64 Appendix B: Interview Guideline Background Can you tell me a little bit about yourself? (i.e. where and how you grew up and about your work history) What is your age? What is your race/ethnicity? What type of degree/education do you have? What kind of work did you do before starting this job? Job How did you hear about this job? Can you tell me the story of how you got this job? What did you expect from this job in the beginning? Is the job different from what you expected? If yes, how so? What do you like about this job? What do you dislike/what is difficult? Can you give me some examples of good/bad things about this job? What exactly is your job about, what do you do? Can you walk me through a typical day at work? What did you do yesterday? (from start to finish) (Last week if yesterday was not typical) What was easy/difficult, what did you like/dislike about your work yesterday? Emotions and Relationships How are your interactions with clients? (parents/children/foster parents) Do you ever have any problems? Do they ever become upset? What do you do in these situations? Where did you learn these techniques? How does that make you feel? How is your relationship with other PIÂ’s? Do you ever have any problems? Do they ever become upset? What do you do in these situations? Where did you learn these techniques? How does that make you feel? How is your relationship with supervisors? Do you ever have any problems? What do you do to relax after work is over?

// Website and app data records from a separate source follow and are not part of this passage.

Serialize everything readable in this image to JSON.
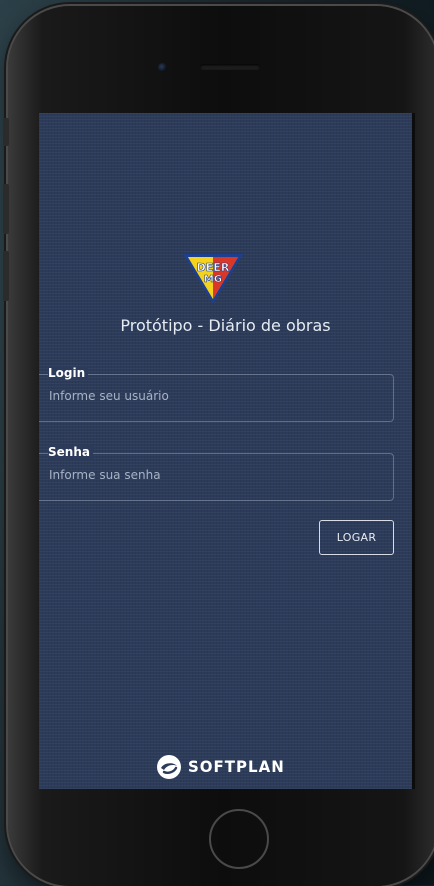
{
  "app": {
    "title": "Protótipo - Diário de obras",
    "logo_text_line1": "DEER",
    "logo_text_line2": "MG"
  },
  "form": {
    "login": {
      "label": "Login",
      "placeholder": "Informe seu usuário",
      "value": ""
    },
    "password": {
      "label": "Senha",
      "placeholder": "Informe sua senha",
      "value": ""
    },
    "submit_label": "LOGAR"
  },
  "footer": {
    "brand": "SOFTPLAN",
    "brand_icon": "softplan-logo-icon"
  },
  "colors": {
    "screen_bg": "#2c3b59",
    "text": "#e6ebf3",
    "logo_yellow": "#f5d21c",
    "logo_red": "#d7262b",
    "logo_blue": "#1d3f8f"
  }
}
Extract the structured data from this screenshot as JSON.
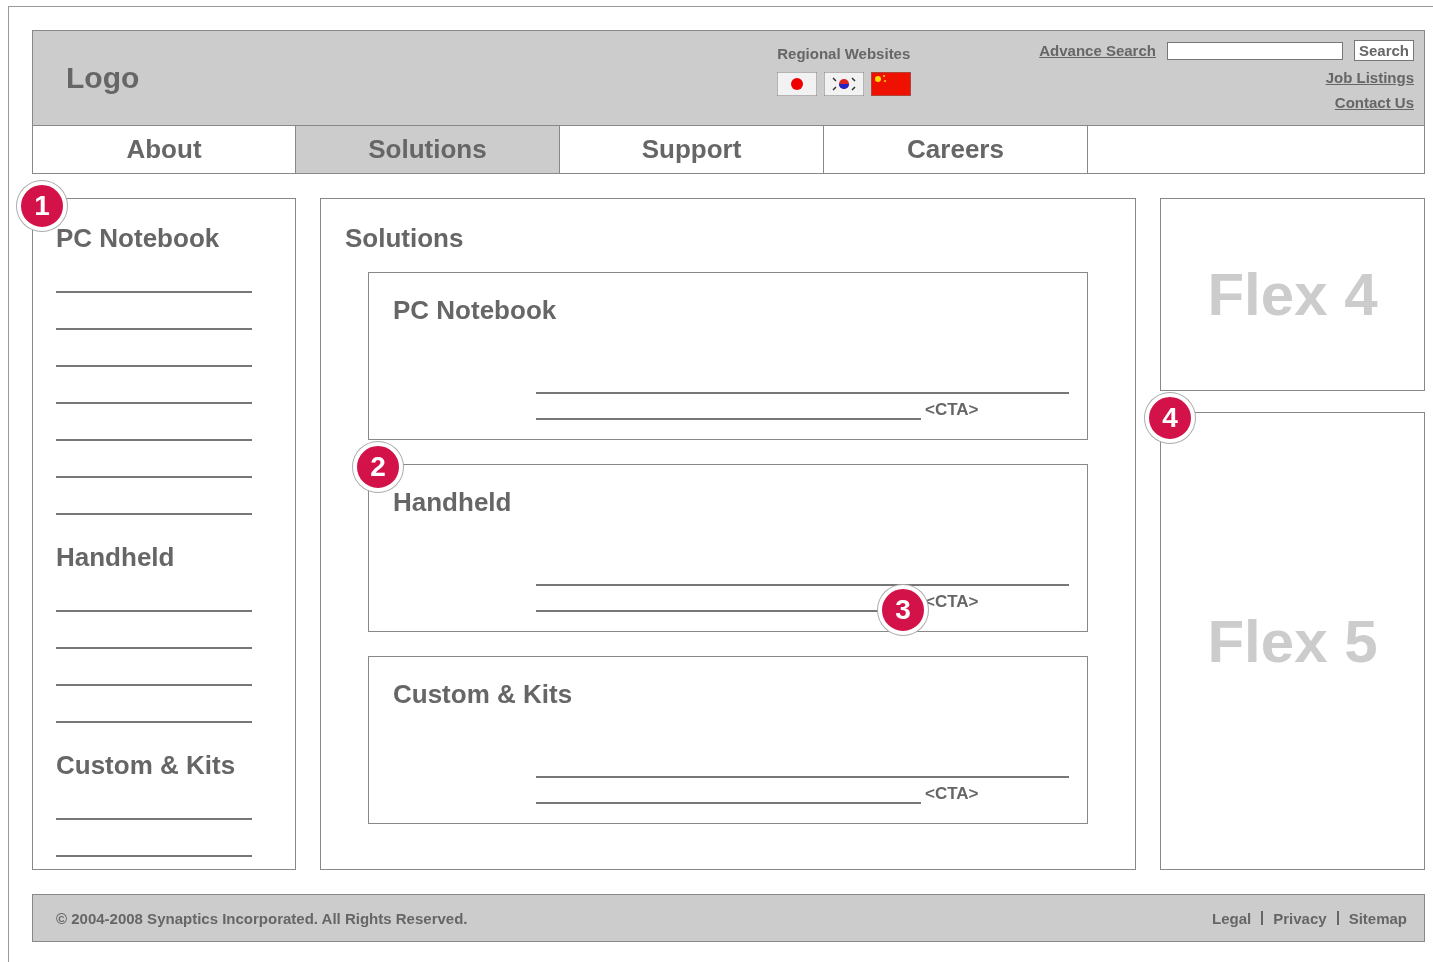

65 Appendix B (Continued) Miscellaneous What are your future plans, career wise? Any specific plans? Is there anything else you would like to share about your work? Do you have any questions about my study? Is there anything you would like to know about me?
66 Appendix C: Child Protective Investigator Job Description Knowledge Skills and Abilities: Considerable knowledge of the theories and practices used in child protection and family support. Working knowledge of federal, state and lo cal laws governing child protection. Working knowledge of professional ethics re lated to child protection investigations. Working knowledge of federal, state, county and community social service programs available for child protection and family support. Working knowledge of investigative techniques. Working knowledge of court procedures related to child protection proceedings. Ability to collect, organize, and evaluate in formation and develop logical conclusions. Ability to interview children and adults to determine the validity of allegations. Ability to apply crisis intervention techniques. Ability to maintain composure during court testimony and cross examination. Ability to work effectively with others. Ability to communicate effectively, both orally and in writing. Ability to work under stressful conditions. Ability to handle confidential information. Ability to work nights, weekends and holidays. Ability to use a computer and related software. Ability to safely operate a motor vehicle. Minimum Qualifications: Graduation from an accredited four year degree granting college or university; and One year of experience invest igating child abuse allegations; assessing client's needs and eligibility for social services, community services, legal or medical services; or counseling clients; and Possession of a valid State of Florid a Child Protection Professional Certification; and Possession of a valid Driver License. OR An Associate's Degree from an accredited college or university; and Two years of experience investigating child ab use allegations; assessing client's needs and eligibility for social services, community services, legal or medical services; or counseling clients; and Possession of a valid State of Florida Child Protection Professional Certification; and Possession of a valid Driver License. OR Graduation from high school or po ssession of a GED Certificate; and Four years of experience investigating child ab use allegations; assessing client's needs and eligibility for social services, community services, legal or medical services; or counseling clients; andPossession of a valid State of Florid a Child Protection Professional Certification; and Possession of a valid Driver License.
67 Appendix C (Continued) OR Successful completion of the Sheriff's Office Training Program; and Possession of a valid State of Florida Child Protection Professional Certification; and Possession of a valid Driver License. (Plantation County Civil Service Board Website, 2008)